Those interested in taking classes must register online at https://apps.imcom.army.mil/AIRS/Home.aspx and select their desired course.

For more information, contact the Fort Huachuca Safety Office, 533.8373/0557.




All of this week's top headlines to your email every Friday.


 
 

 
Stephanie Caffall

Women’s history showcased during special event Wednesday

Stephanie Caffall Fort Huachuca’s Thunder Mountain Activity Centre was the site of an event titled, “Weaving the Stories of Women’s Lives” Wednesday in celebration for National Women’s History Month. After the reading...
 
 
DoD

DOD warns troops, families to be cyber crime smart

WASHINGTON — Defense Department employees and their families should be vigilant when guarding personal and work information from expanding cyber-criminal activity, and to know how to recognize scammer tactics, according to DOD’s chief information officer. Terry Halvorsen issued a DOD-wide memorandum March 18 about the growing threat of cybercrime “phishing” and “spear phishing” in e...
 
 

Army health leaders advocate for importance of nutrition
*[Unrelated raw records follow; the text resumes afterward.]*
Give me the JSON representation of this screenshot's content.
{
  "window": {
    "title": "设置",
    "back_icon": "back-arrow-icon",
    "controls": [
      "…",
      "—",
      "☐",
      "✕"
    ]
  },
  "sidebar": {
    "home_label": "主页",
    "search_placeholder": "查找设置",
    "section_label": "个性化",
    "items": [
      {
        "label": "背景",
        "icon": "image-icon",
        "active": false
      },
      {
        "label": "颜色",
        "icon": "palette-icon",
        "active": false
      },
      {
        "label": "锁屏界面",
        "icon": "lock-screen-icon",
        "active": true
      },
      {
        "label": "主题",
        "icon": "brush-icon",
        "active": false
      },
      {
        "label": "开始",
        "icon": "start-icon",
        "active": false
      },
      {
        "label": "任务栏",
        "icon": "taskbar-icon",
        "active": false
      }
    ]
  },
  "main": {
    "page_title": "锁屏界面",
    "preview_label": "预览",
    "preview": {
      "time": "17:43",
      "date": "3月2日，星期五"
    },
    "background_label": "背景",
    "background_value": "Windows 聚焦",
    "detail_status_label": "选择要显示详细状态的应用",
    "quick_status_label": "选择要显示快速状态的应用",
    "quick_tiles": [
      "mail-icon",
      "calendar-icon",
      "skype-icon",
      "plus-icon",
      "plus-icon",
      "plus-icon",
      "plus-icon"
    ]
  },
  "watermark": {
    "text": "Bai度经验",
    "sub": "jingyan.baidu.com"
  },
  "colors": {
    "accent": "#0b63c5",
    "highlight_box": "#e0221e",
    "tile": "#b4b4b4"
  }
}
WASHINGTON — During National Nutrition Month in March, “we encourage each of you to renew a commitment to achieving your personal Performance Triad goals,” said Army Surgeon General Lt. Gen. Patricia Horoho. This year’s theme is “Bite into a Healthy Lifestyle,” she said. The Performance Triad focuses on the importance of sleep, activity and nutrition...
 

 
Natalie Lakosil

Convoy exercise helps ready 111th MI Bde. for emergencies

Natalie Lakosil Soldiers from the 111th Military Intelligence Brigade take a short rest in lower Garden Canyon before returning to the motor pool as part of a convoy training exercise Wednesday. The exercise helps the brigade s...
 
 

Fort Huachuca Criminal Punishment Bulletin – February

For the month of February, in addition to Court-Martial and U.S. Federal Court Proceedings, 31 Soldiers were disciplined under Article 15, UCMJ; and 25 Soldiers were administratively separated, including 2 for misconduct. The following are notable recent criminal proceedings: A specialist assigned to the 40th Expeditionary Signal Battalion was tried at a General Court-Martial. The...
 
 
Natalie Lakosil

111th MI Bde. NCO, Soldier, Platoon Sgt. of Quarter winners selected

Natalie Lakosil Sgt. Jason Grider, Alpha Company, 309th Military Intelligence Battalion, inspects uniforms during the in-ranks inspection portion of the 111th Military Intelligence Brigade Non-commissioned Officer of the Quarte...
 




0 Comments


Be the first to comment!


Leave a Reply

Your email address will not be published. Required fields are marked *

You may use these HTML tags and attributes: <a href="" title=""> <abbr title=""> <acronym title=""> <b> <blockquote cite=""> <cite> <code> <del datetime=""> <em> <i> <q cite=""> <strike> <strong>


Directory powered by Business Directory Plugin